Monday, February 1, 2016

AMD Zeppelin CPU codename confirmed by patch and perhaps 32 cores per socket for Zen based MPUs, too

The Zeppelin codename, first mentioned on a leaked slide shown by Fudzilla, has been identified as a "family 17h model 00h" CPU by a patch on The interesting parts of the patch are:
AMD Zeppelin (Family 17h, Model 00h) introduces an instructionsretired performance counter which indicated byCPUID.8000_0008H:EBX[1]. And dedicated Instructions Retired register(MSR 0xC000_000E9) increments on once for every instruction retired.

There might even be a meaning behind the similarity of parts of the "Zen" and "Zeppelin" codenames.

An older patch on the same mailing list also gives a little more info about Zen:

On AMD Fam17h systems, the last level cache is not resident in Northbridge. Therefore, we cannot assign cpu_llc_id to same value as Node ID (as we have been doing currently)
We should rather look at the ApicID bits of the core to provide us the last level cache ID info. Doing that here.
The most interesting part describes the way, how the last level cache (LLC) ID is being calculated for Zen based MPUs:

+ core_complex_id = (apicid & ((1 << c->x86_coreid_bits) - 1)) >> 3;
+ per_cpu(cpu_llc_id, cpu) = (socket_id << 3) | core_complex_id;
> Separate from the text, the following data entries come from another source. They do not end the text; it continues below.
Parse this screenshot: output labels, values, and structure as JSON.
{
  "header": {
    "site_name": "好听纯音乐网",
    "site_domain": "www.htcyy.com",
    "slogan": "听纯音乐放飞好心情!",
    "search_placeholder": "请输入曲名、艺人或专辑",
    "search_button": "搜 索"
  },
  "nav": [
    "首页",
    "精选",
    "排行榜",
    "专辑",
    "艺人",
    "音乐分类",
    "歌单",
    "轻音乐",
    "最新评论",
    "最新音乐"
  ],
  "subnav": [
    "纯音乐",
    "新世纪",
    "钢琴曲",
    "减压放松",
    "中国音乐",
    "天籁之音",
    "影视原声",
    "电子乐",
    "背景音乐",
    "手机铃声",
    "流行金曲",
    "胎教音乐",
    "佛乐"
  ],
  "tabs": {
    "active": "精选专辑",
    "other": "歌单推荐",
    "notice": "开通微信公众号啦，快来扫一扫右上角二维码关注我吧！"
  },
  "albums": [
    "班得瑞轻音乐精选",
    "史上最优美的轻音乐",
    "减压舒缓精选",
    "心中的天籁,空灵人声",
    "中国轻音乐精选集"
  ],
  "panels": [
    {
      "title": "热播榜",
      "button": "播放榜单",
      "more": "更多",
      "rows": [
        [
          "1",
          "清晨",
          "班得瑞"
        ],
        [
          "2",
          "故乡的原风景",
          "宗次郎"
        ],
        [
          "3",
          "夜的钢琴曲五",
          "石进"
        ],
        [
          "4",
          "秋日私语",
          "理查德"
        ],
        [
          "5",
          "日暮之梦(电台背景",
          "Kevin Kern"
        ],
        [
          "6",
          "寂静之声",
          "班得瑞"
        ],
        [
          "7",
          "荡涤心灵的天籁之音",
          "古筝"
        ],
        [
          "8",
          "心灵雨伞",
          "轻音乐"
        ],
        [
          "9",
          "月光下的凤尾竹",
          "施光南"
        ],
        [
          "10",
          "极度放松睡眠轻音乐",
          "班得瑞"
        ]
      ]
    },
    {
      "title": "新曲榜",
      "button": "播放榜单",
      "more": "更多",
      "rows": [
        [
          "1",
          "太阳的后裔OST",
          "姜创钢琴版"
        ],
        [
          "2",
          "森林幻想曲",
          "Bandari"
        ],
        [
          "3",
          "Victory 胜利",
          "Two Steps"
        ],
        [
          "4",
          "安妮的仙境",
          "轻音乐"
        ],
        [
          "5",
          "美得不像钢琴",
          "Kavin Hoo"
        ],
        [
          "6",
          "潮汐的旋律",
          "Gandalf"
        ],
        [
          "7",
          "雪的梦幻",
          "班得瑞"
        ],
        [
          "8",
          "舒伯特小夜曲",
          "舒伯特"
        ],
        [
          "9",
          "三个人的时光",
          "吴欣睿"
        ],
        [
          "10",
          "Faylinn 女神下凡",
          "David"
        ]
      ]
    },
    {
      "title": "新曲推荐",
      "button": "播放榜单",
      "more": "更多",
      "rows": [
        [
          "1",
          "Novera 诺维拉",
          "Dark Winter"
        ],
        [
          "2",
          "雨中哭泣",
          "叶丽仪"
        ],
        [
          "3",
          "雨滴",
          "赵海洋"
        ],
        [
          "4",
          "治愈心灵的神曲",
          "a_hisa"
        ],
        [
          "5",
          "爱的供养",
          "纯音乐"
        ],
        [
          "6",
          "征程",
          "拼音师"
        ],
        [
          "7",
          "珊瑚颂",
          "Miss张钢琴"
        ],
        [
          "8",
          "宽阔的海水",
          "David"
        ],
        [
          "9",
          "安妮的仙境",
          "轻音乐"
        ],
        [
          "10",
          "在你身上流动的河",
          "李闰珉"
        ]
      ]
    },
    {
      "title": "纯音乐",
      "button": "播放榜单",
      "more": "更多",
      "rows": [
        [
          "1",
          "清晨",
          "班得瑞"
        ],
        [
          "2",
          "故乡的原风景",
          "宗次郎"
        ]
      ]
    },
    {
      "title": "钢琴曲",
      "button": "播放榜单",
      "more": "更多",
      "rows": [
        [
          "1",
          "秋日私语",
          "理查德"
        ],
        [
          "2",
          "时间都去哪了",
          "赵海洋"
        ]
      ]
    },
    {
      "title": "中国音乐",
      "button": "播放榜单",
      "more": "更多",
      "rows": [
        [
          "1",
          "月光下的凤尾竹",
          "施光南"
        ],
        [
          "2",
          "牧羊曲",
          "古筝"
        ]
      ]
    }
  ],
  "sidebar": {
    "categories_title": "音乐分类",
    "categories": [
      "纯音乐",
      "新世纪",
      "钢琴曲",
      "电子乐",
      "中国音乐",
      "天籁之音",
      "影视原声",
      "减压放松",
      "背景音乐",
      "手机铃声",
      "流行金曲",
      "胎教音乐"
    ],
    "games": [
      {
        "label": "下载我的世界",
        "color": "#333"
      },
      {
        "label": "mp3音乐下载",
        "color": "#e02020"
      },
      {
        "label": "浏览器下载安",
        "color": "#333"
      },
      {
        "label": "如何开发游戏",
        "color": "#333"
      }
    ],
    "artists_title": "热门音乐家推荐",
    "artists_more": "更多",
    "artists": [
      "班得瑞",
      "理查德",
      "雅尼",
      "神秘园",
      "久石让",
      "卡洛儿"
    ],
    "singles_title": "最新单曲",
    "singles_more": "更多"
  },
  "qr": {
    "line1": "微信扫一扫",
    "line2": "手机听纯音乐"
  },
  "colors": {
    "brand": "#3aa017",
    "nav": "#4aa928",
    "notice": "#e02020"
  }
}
"Core complex" should be similar to "compute unit" and has been used in some AMD patents already. The expression marked in red means a shift right by 3, which equals a division by 8. So with two logical cores per physical core due to SMT, a core complex should contain four Zen cores and a shared LLC.

The next line shows the socket ID being shifted left by 3, leaving 3 bits for the core complex ID, which suggests a maximum number of eight core complexes per socket, or 32 physical cores. This number should first be seen as a placeholder, but we've already seen rumours mentioning that many cores.

1 comment:

Smile Like You Mean It said...

It appears that CERN has confirmed that Zeppelin will offer up to 32 cores and 8 DDR4 channels.

I don't know if the speaker at this presentation is correct, but he states that AMD will be using MCM packaging to put 32 cores in a single socket. This implys that the Zeppelin die is a 16 core design with 4 DDR4 channels.

Breaking this down into the core complexes you've described that would give us 4 per die for a total of 8.

Extrapolating from there to Summit Ridge we should be looking at an 8 core chip using two core complexes and offering 2 DDR4 channels in line with the rest of the AM4 platform. This also means that Summit Ridge will use a different die than AMD's Zeppelin.

Again this all assume that Zeppelin is a 2 die MCM. It could alternatively be constructed using four Summit Ridge dies to put 32 cores and 8 DDR4 channels in a single socket.